Simon Mignolet's troubles come to an end
It was around the dinner table on Boxing Night, during a conversation with his fiancee, when Simon Mignolet realised how his game had malfunctioned. He had just arrived home from a difficult afternoon at Burnley, a game Liverpool won 1-0. His return to action had been unexpected, as Brad Jones suffered an early injury, but when the Belgian goalkeeper came on he was indecisive and his performance lacked confidence and conviction. Mignolet had missed Liverpool’s three previous matches. Brendan Rodgers was vexed by his form and felt a spell out the team, starting against Manchester United, would benefit him but as he shanked clearances and conceded needless corners at Turf Moor, nothing appeared to have changed.
Then came the talk with Jasmien, his long-term partner, which helped reality dawn. Mignolet realised he had stopped doing the things that had persuaded Liverpool to pay Sunderland £9million for his services. Once he had clarity, the fight back could begin. ‘My family were over and my missus and everyone were having dinner,’ says Mignolet. ‘She said “Simon are you sometimes overthinking stuff?” Those were her words. She comes to every game. I said we think about things, but I didn’t really give a response at the time. ‘She knows when to speak about football to me and when to leave me alone. The moment she came up with that and then next day the coaching staff gave me the same words. That was the trigger in my mind that we had to say "look, we have to sort this out". ‘The next day I went into training and again we analysed the game. I was always looking to find best possible solution for situations. I was trying to find the right pass but I had forgotten what the worst solution could be. I have always tended to over think things and that came into my game.’
It had been a horrid season for Mignolet, one that had been filled with criticism from all quarters. Some of it bordered on the vindictive, particularly the insults from former Liverpool keeper Bruce Grobbelaar who risibly likened him to Dracula. Other words, notably from Tim Howard and Gary Neville, also hurt but it is to his credit that he does not want to settle any scores during this conversation. He would be within his rights to shoot back but he has made himself the bigger man, particular where Grobbelaar is concerned. ‘From all the criticism I have had, you pick the things you can take on board and you pick the things you can leave alone,’ says Mignolet.
So would he shake Grobbelaar’s hand if he seen him?
‘Yes, of course,’ comes the instant reply. ‘I appreciate what he has done for the club and he has been a legend all the way through his life. He has won major trophies for Liverpool. I will respect him for that. I respect every goalkeeper who has done the job as I know what the job is. ‘As a footballer the only thing you can do is show what you can do on the pitch and answers the questions on the field. I’ve never reacted when there has been criticism, and I’ll never do that in the future. You learn from that experience. You can become better for it.’
Mignolet, certainly, has become better in recent weeks and his input to the win against Tottenham on Tuesday was crucial, when he made a spectacular save to thwart Erik Lamela.
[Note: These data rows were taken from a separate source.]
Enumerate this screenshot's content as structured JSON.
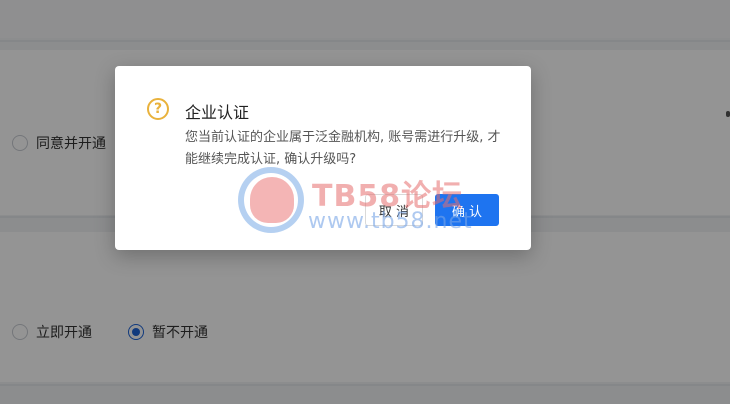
{
  "background": {
    "options": [
      {
        "label": "同意并开通",
        "checked": false
      },
      {
        "label": "立即开通",
        "checked": false
      },
      {
        "label": "暂不开通",
        "checked": true
      }
    ]
  },
  "dialog": {
    "icon": "question-circle-icon",
    "icon_glyph": "?",
    "title": "企业认证",
    "message": "您当前认证的企业属于泛金融机构, 账号需进行升级, 才能继续完成认证, 确认升级吗?",
    "cancel_label": "取 消",
    "confirm_label": "确 认"
  },
  "watermark": {
    "line1": "TB58论坛",
    "line2": "www.tb58.net"
  },
  "colors": {
    "primary": "#1e74f0",
    "warning": "#e9b23c",
    "overlay": "rgba(0,0,0,0.42)"
  }
}
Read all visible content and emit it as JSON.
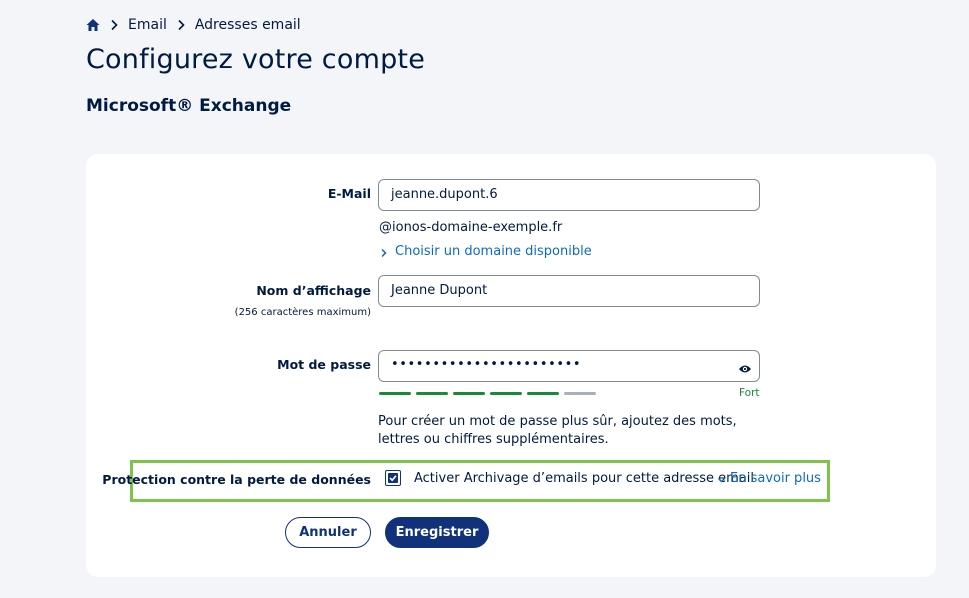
{
  "breadcrumb": {
    "home_icon": "home-icon",
    "items": [
      "Email",
      "Adresses email"
    ]
  },
  "page": {
    "title": "Configurez votre compte",
    "subtitle": "Microsoft® Exchange"
  },
  "form": {
    "email": {
      "label": "E-Mail",
      "value": "jeanne.dupont.6",
      "domain": "@ionos-domaine-exemple.fr",
      "choose_domain_link": "Choisir un domaine disponible"
    },
    "display_name": {
      "label": "Nom d’affichage",
      "hint": "(256 caractères maximum)",
      "value": "Jeanne Dupont"
    },
    "password": {
      "label": "Mot de passe",
      "masked_value": "•••••••••••••••••••••••",
      "strength_label": "Fort",
      "strength_level": 5,
      "strength_total": 6,
      "help": "Pour créer un mot de passe plus sûr, ajoutez des mots, lettres ou chiffres supplémentaires."
    },
    "data_loss": {
      "label": "Protection contre la perte de données",
      "checkbox_checked": true,
      "checkbox_label": "Activer Archivage d’emails pour cette adresse email",
      "learn_more": "En savoir plus"
    }
  },
  "buttons": {
    "cancel": "Annuler",
    "save": "Enregistrer"
  },
  "colors": {
    "primary": "#11317b",
    "link": "#0b6bc3",
    "strength_filled": "#198a3a",
    "strength_empty": "#a9b0bd",
    "highlight_border": "#7dc44b",
    "background": "#f3f5f8"
  }
}
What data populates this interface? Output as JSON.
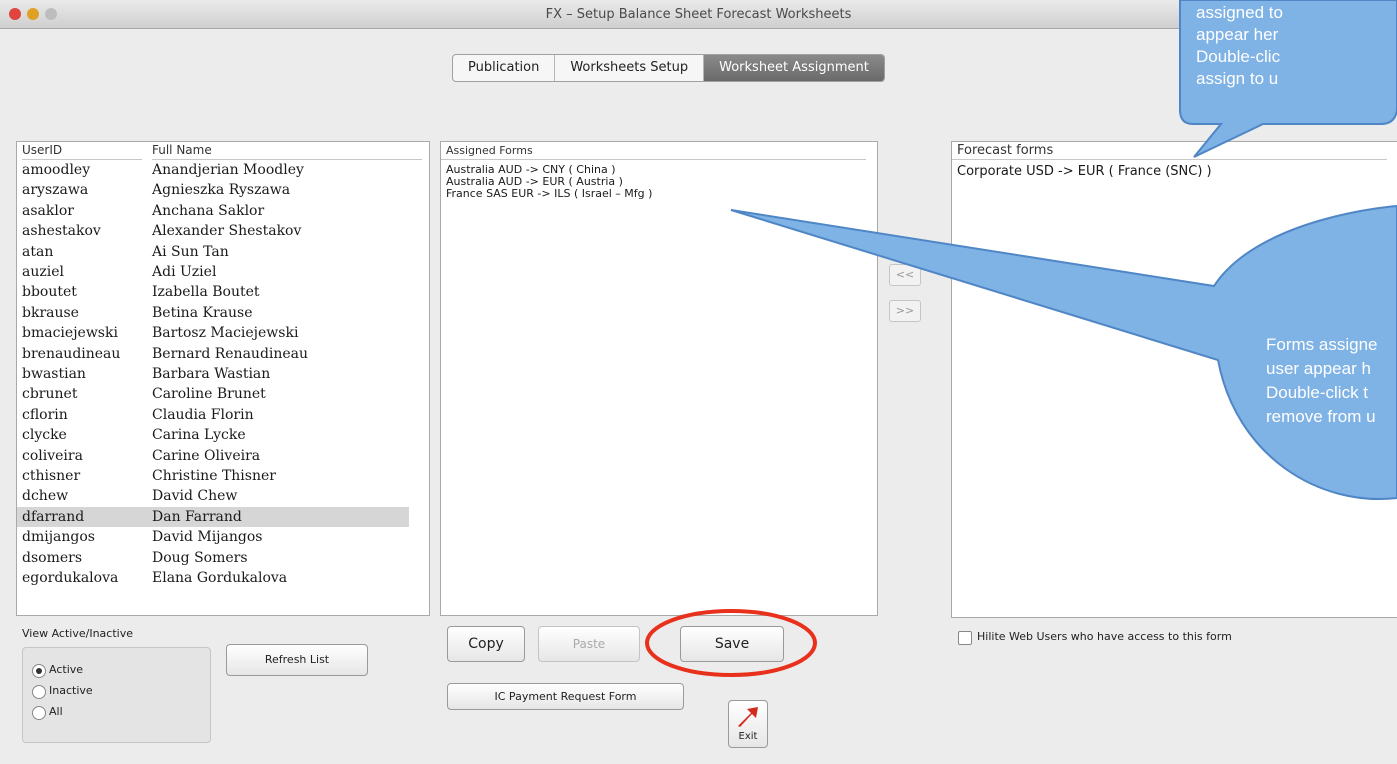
{
  "window": {
    "title": "FX – Setup Balance Sheet Forecast Worksheets"
  },
  "tabs": [
    {
      "label": "Publication",
      "active": false
    },
    {
      "label": "Worksheets Setup",
      "active": false
    },
    {
      "label": "Worksheet Assignment",
      "active": true
    }
  ],
  "users": {
    "headers": {
      "id": "UserID",
      "name": "Full Name"
    },
    "selected_id": "dfarrand",
    "rows": [
      {
        "id": "amoodley",
        "name": "Anandjerian Moodley"
      },
      {
        "id": "aryszawa",
        "name": "Agnieszka Ryszawa"
      },
      {
        "id": "asaklor",
        "name": "Anchana Saklor"
      },
      {
        "id": "ashestakov",
        "name": "Alexander Shestakov"
      },
      {
        "id": "atan",
        "name": "Ai Sun Tan"
      },
      {
        "id": "auziel",
        "name": "Adi Uziel"
      },
      {
        "id": "bboutet",
        "name": "Izabella Boutet"
      },
      {
        "id": "bkrause",
        "name": "Betina Krause"
      },
      {
        "id": "bmaciejewski",
        "name": "Bartosz Maciejewski"
      },
      {
        "id": "brenaudineau",
        "name": "Bernard Renaudineau"
      },
      {
        "id": "bwastian",
        "name": "Barbara Wastian"
      },
      {
        "id": "cbrunet",
        "name": "Caroline Brunet"
      },
      {
        "id": "cflorin",
        "name": "Claudia Florin"
      },
      {
        "id": "clycke",
        "name": "Carina Lycke"
      },
      {
        "id": "coliveira",
        "name": "Carine Oliveira"
      },
      {
        "id": "cthisner",
        "name": "Christine Thisner"
      },
      {
        "id": "dchew",
        "name": "David Chew"
      },
      {
        "id": "dfarrand",
        "name": "Dan Farrand"
      },
      {
        "id": "dmijangos",
        "name": "David Mijangos"
      },
      {
        "id": "dsomers",
        "name": "Doug Somers"
      },
      {
        "id": "egordukalova",
        "name": "Elana Gordukalova"
      }
    ]
  },
  "assigned": {
    "header": "Assigned Forms",
    "rows": [
      "Australia AUD -> CNY ( China )",
      "Australia AUD -> EUR ( Austria )",
      "France SAS EUR -> ILS ( Israel – Mfg )"
    ]
  },
  "forecast": {
    "header": "Forecast forms",
    "rows": [
      "Corporate USD -> EUR ( France (SNC) )"
    ]
  },
  "buttons": {
    "move_left": "<<",
    "move_right": ">>",
    "copy": "Copy",
    "paste": "Paste",
    "save": "Save",
    "ic_payment": "IC Payment Request Form",
    "refresh": "Refresh List",
    "exit": "Exit"
  },
  "view_filter": {
    "label": "View Active/Inactive",
    "selected": "Active",
    "options": [
      "Active",
      "Inactive",
      "All"
    ]
  },
  "hilite": {
    "label": "Hilite Web Users who have access to this form",
    "checked": false
  },
  "callouts": {
    "top": [
      "assigned to",
      "appear her",
      "Double-clic",
      "assign to u"
    ],
    "middle": [
      "Forms assigne",
      "user appear h",
      "Double-click t",
      "remove from u"
    ]
  },
  "colors": {
    "callout_fill": "#7fb2e5",
    "callout_stroke": "#4f86c6",
    "highlight_circle": "#e8311d",
    "tab_active": "#7a7a7a",
    "exit_arrow": "#d42a1e"
  },
  "icons": {
    "exit": "red-diagonal-arrow-icon"
  }
}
If Liverpool are to get beyond the FA Cup fifth round this evening at Crystal Palace, his good form must continue. ‘The manager has shown his faith in me and confidence in me and he believes in me,’ says Mignolet. ‘I appreciate it. When you play for a big club, people will have their eye on you and to see when you concede a goal, could he have done better? That will always be the case and I accept that.’
Copyright - The Daily Mail